Welcome to the all-new Comicscape! Each week we'll be taking a look at a few of the week's new books in hopes of informing your comic shop purchases, or at the very least giving you 4-color thrills and chills. Enjoy!
Superior Spider-Man #2 (by Dan Slott, Ryan Stegman, Edgar Delgado) My biggest beef with Superior Spider-Man so far is it doesn't deliver on the promise of Amazing Spider-Man #700. At the end of ASM, Doctor Octopus has an epiphany, he is sledgehammered with all of Peter Parker's emotions and experiences. He finally understands what it's like on the other side of the coin, and promises a dying Peter Parker that he will do the right thing, and honor what he's accomplished. But two issues in it doesn't feel like Otto Octavius has changed at all. It seems like he approaches Peter Parker's life as he would any experiment- find a way to make it better, or superior, if you will. The problem is, he's still pretty shallow, and has inner monologues that read like a maniacal evil villain. The spirit of Peter Parker is even on hand to point out that very thing, but that still doesn't make up for it. And that's the other major issue with this book- believe me, I (and every other comic reader) have no illusions about the "death of Peter Parker". We know he'll be back, of course he'll be back, but is it too much to ask to spend some time with the new status quo? With ghost Peter commenting on every move Doc Ock makes, we never get a chance to settle in and watch him grow as a character. It feels like Slott and Co. are just a few issues from putting things back to normal, and the end of this issue only adds fuel to that fire. I said it before- the best trick Slott and Co. could play is to make us want things to stay this way, instead it feels like they are barely giving it a chance.

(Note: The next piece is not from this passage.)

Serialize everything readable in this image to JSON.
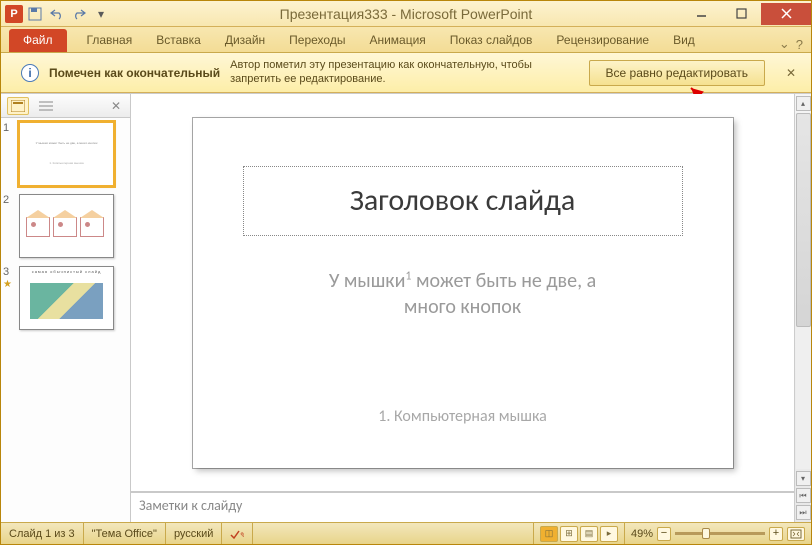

High Crimes #1 (by Christopher Sebela and Ibrahim Moustafa, published by Monkeybrain Comics) Mount Everest is 29, 029 feet above sea level at its summit. What was once an impossible task has become a trophy, a big check mark on a thrill-seeker's list. Professional Mountain climbers aren't so enamored with the mountain, as they are wont to say- "It's not a hard climb, it's hard to survive". The biggest problem once you get to the top is you have to get back down. So, the path to the summit is littered with the frozen corpses of those who thought the peak was just another thing to check off their bucket list. Haskell Price and Zan Jensen are more than happy to accommodate those who dare to reach the roof of the world, and for those that don't make it? Well, they're profitable too. Price and Jensen have a freezer full of severed right hands belonging to unlucky adventurers. Using the fingerprints they will identify these poor souls, and contact their families with offers to recover their loved ones' body from the mountain, for a fee of course. One of these fingerprints, from a corpse buried in the snow and ice for decades, sets off a red flag, and suddenly a mystery is afoot, and a black ops team is descending upon Nepal.
High Crimes is an exciting new book that takes a very quirky and fascinating idea (the business of Mount Everest), and fills it with interesting and imperfect characters. Zan Jensen is an American expatriate, hiding from her past in the drug dens of Nepal, and Haskell Price has no qualms with his voicemail full of accusations of extortion and grave robbing. How this pair gets mixed up in an old mystery they accidentally uncover should make for a very good read. Christopher Sebela weaves a motion picture worthy opening shot, and Ibrahim Moustafa's art is sharp, detailed and serves the story perfectly. We have a new must-read on our hands, folks.
The Masters of the Universe: The Origin of He-Man #1 (by Joshua Hale Fialkov and Ben Oliver) I picked this up completely on a whim. I haven't read or watched anything He-Man in longer than I can remember, so the only baggage I brought with me was the memories of the original animated series. What we've got here is a serious take on how Prince Adam found the sword of power to become the slightly more buff He-Man. The narrative is oddly broken up for a very short and simple story- Skeletor shows up at the palace of Eternia looking for the sword, but it's Prince Adam who ends up wielding it, hence He-Man. Despite the jumping around in time, it's actually really cool to read a serious take on the He-Man mythos. Skeletor is suitably fearsome and creepy, and the legend of the sword and Castle Greyskull have a certain degree of weight. Ben Oliver's art is mostly fantastic, particularly on Skeletor. It totally eschews the feel of a cartoon in favor of pained realism, and it really works. My only gripe would be his backgrounds are fairly simple and stark. I haven't checked out DC's recent He-Man re-launch, but this book makes me think I should. If nothing else it confirmed one thing- I still have the hots for Sorceress.
Joel Rickenbach is a curator of cult cinema at the Colonial Theatre in Phoenixville, PA, and can be heard every week talking film, TV and other geekery on the You’ve got GEEK podcast. Follow him onTwitter and hilarity will no doubt ensue.